Bills overwhelming you? Family members always told me that bills are a necessary part of life when I was growing up. Still, I know that doesn’t mean it’s okay to feel broke all the time due to bills.
If your bills are too high and it’s causing a financial strain, you don’t have to settle for your situation as is.
There are many ways to lower your bills and create more room in your budget. Here are my favorite 7 ways to lower your bills.
1. Save on Groceries
Your grocery bill is likely one of the biggest monthly bills you have. Many people struggle with controlling their grocery bill because they need or want to buy certain foods. It’s so easy to shop impulsively and if go over budget especially if you’re using a credit card.
One thing I like to do when I’m trying to be mindful of my budget is carry only cash to make my purchase and shop with a list. If you tend to dine out a lot for work lunches, you can also start buying items for lunches you can create at home and bring to work instead.
We started doing this several years ago and it didn’t increase our grocery bill by much at all.
2. Downgrade Your Cell Phone Service Plan
If you’re not locked into a contract with your wireless service provider, you’ll want to make sure you’re paying the best price for your plan.
Personally, I’ve always gone with prepaid plans because they were cheaper than contract plans. Nowadays, popular cell service companies have developed their own affordable prepaid plans or added generous contract terms to their plans to compete.
It all comes down to what cell phone features you’re looking for and how much you’re looking to spend. I’ve been using Straight Talk for several years. They have plans as low as $35/month for talk, text, and data. I know that if I ever need to lower my phone bill, I can downgrade my service easily and pocket more cash.
3. Use a Programmable Thermostat
One of the easiest things I do to lower my heating and cooling bills is to delay turning on the AC of heat for as long as I can. I usually don’t turn on my heat until November each year and during the summer, I use fans in the house and find ways to keep cool before blasting the AC.
If you have a programmable thermostat, make sure you’re getting good use out of it when you do need to use your AC or heat. A programmable thermostat automatically adjusts the temperature in your home throughout the day depending on what your schedule is like.
For example, you can set your thermostat to change around the time you go to bed or when you get ready to leave for work each day so it’s not running in an empty home. Using a programmable thermostat can easily save you at least $15/month on your heating and cooling bills.
4. Energy Assistance Programs
If you’re still having trouble paying for your electric bill and have a lower income, you might want to see if you can qualify for energy assistance programs.

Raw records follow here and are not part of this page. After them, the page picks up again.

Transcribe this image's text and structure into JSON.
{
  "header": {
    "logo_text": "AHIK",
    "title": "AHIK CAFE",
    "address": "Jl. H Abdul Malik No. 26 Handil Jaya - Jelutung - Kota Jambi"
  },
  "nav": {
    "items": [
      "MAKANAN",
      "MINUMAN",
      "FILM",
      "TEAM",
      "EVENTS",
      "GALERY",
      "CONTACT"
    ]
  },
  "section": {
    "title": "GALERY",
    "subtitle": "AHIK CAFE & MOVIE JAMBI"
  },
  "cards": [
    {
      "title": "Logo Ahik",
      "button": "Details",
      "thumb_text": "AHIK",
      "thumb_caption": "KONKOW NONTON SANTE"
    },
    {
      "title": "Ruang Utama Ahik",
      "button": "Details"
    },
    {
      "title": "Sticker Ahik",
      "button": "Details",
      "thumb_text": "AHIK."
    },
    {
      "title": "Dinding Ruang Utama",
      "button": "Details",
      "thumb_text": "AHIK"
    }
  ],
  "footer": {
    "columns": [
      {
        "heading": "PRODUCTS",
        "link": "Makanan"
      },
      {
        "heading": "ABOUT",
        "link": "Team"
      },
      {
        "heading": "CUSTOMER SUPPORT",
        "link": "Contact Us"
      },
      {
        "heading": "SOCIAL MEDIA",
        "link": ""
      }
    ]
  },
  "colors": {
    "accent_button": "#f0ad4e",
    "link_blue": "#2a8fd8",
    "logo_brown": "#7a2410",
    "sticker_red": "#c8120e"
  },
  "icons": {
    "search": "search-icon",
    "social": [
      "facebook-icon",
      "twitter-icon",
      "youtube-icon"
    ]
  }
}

There are government and community organizations with programs to help you pay your utility bills by providing you with a percentage of the payment.
Most programs will have income limits you’d need to meet among other qualifications in order to take advantage of the program. Still, if you’re struggling, this along with similar relief solutions funded by charities and organizations is something you should consider if you’re truly struggling until you get back on your feet.Lower your bills to avoid going into debt and living paycheck to paycheck. Click To Tweet

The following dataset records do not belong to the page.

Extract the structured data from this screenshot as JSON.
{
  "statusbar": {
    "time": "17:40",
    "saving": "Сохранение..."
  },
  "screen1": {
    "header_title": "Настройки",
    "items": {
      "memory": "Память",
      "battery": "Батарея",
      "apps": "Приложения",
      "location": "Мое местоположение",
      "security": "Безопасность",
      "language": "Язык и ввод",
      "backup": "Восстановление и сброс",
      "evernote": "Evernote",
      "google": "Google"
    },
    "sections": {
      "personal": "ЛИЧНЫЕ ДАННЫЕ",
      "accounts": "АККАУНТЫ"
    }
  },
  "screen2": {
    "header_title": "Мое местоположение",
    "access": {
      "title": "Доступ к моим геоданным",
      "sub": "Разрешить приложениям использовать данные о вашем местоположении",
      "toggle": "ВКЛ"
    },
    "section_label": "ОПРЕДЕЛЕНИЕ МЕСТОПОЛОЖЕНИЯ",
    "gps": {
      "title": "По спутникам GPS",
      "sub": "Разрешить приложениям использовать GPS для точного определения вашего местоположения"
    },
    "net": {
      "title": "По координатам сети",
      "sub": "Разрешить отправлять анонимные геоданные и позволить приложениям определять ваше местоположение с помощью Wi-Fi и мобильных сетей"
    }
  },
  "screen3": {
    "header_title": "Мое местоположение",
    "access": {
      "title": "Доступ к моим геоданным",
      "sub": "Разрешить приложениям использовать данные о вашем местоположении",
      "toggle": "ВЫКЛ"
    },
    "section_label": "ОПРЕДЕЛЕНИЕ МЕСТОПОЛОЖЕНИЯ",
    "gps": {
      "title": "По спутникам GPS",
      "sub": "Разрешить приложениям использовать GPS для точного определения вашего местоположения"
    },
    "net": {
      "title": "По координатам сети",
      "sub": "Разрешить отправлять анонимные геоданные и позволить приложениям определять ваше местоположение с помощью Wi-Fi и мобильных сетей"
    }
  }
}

5. Raise Your Insurance Deductibles
One of the easiest ways to lower your insurance premium is to raise your deductible. Now, this does put you at a greater risk since you’d have to pay a higher deductible before insurance benefits would kick in should you ever need them.
However, if the deductible is manageable and you hardly ever use the insurance, you may find it more beneficial to have a lower monthly premium.

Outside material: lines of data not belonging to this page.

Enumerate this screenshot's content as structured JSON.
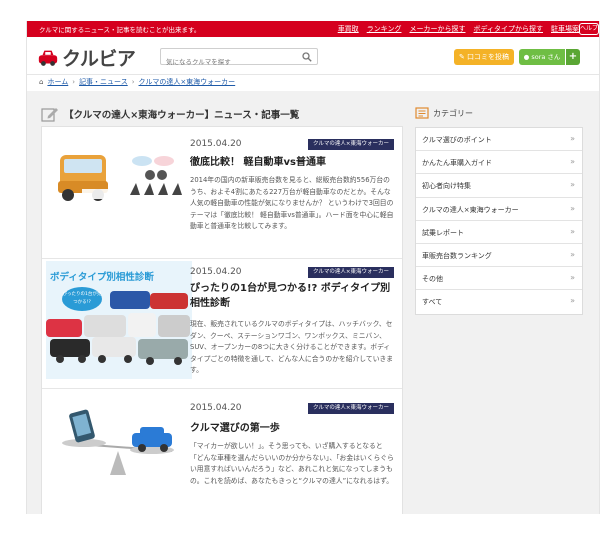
{
  "topbar": {
    "tagline": "クルマに関するニュース・記事を読むことが出来ます。",
    "nav": [
      "車買取",
      "ランキング",
      "メーカーから探す",
      "ボディタイプから探す",
      "駐車場案",
      "ヘルプ"
    ]
  },
  "header": {
    "logo_text": "クルビア",
    "search_placeholder": "気になるクルマを探す",
    "kuchikomi_label": "口コミを投稿",
    "user_label": "sora さん",
    "plus_label": "+"
  },
  "breadcrumb": {
    "home": "ホーム",
    "news": "記事・ニュース",
    "current": "クルマの達人×東海ウォーカー",
    "sep": "›"
  },
  "main": {
    "heading": "【クルマの達人×東海ウォーカー】ニュース・記事一覧",
    "articles": [
      {
        "date": "2015.04.20",
        "tag": "クルマの達人×東海ウォーカー",
        "title": "徹底比較！ 軽自動車vs普通車",
        "body": "2014年の国内の新車販売台数を見ると、総販売台数約556万台のうち、およそ4割にあたる227万台が軽自動車なのだとか。そんな人気の軽自動車の性能が気になりませんか？ というわけで3回目のテーマは「徹底比較！ 軽自動車vs普通車」。ハード面を中心に軽自動車と普通車を比較してみます。"
      },
      {
        "date": "2015.04.20",
        "tag": "クルマの達人×東海ウォーカー",
        "title": "ぴったりの1台が見つかる!? ボディタイプ別相性診断",
        "thumb_title": "ボディタイプ別相性診断",
        "thumb_bubble": "ぴったりの1台が見つかる!?",
        "body": "現在、販売されているクルマのボディタイプは、ハッチバック、セダン、クーペ、ステーションワゴン、ワンボックス、ミニバン、SUV、オープンカーの8つに大きく分けることができます。ボディタイプごとの特徴を通して、どんな人に合うのかを紹介していきます。"
      },
      {
        "date": "2015.04.20",
        "tag": "クルマの達人×東海ウォーカー",
        "title": "クルマ選びの第一歩",
        "body": "「マイカーが欲しい！」。そう思っても、いざ購入するとなると「どんな車種を選んだらいいのか分からない」、「お金はいくらぐらい用意すればいいんだろう」など、あれこれと気になってしまうもの。これを読めば、あなたもきっと“クルマの達人”になれるはず。"
      }
    ]
  },
  "sidebar": {
    "heading": "カテゴリー",
    "items": [
      "クルマ選びのポイント",
      "かんたん車購入ガイド",
      "初心者向け特集",
      "クルマの達人×東海ウォーカー",
      "試乗レポート",
      "車販売台数ランキング",
      "その他",
      "すべて"
    ],
    "chevron": "»"
  },
  "colors": {
    "brand_red": "#d5001e",
    "tag_navy": "#2a2f5e",
    "kuchikomi_yellow": "#f4b227",
    "user_green": "#6fbe44",
    "link_blue": "#1e5aa8"
  }
}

Another alternative would be to shop around and compare insurance products. If you can find a competitor with a cheaper policy with the same coverage, you can make the switch and enjoy instant savings.
I do this all the time with my car insurance since my rates would always sneak up each year and I wondered why. Then, I realized that each insurance company is trying to beat the other one out in providing the best coverage for the lowest price. So, I took some carriers up on their offer and saved some serious money.
6. Get a Roommate
You can lower several of your bills if you decide to get a roommate to split your living costs with. I know this isn’t an option for everyone, but if you have an extra room or space in your home that isn’t being used you can rent it out to someone.
This is what my husband and I are thinking of doing with our spare bedroom. The roommate can either pay a flat fee to rent your space or you can also have them cover a portion of the utility bills in the house that you share. This is wise especially if they will be living with you long-term.
Tip: One way to lower your bills when it comes to rent is to list your extra room on Airbnb.
7. Stop Having So Many Bills
While some bills are necessary, I can’t say the same about the other ones. If you’re feeling overwhelmed by all your bills be sure to run an audit and make sure you’re not paying for any unnecessary ones.
Subscriptions are the first thing you’d want to cut if you’re struggling to pay mandatory bills like your utility or medical bills.
You can easily get rid of subscriptions with the help of a free service called Trim. It will help you identify subscriptions you may have forgotten about.
Sometimes, we blur the lines between wants and needs and obligate ourselves to stress out overpaying for expenses that we could do without. Even if you just make a temporary cut, you’ll feel relieved once your budget starts to have more breathing room.
How do you lower your bills?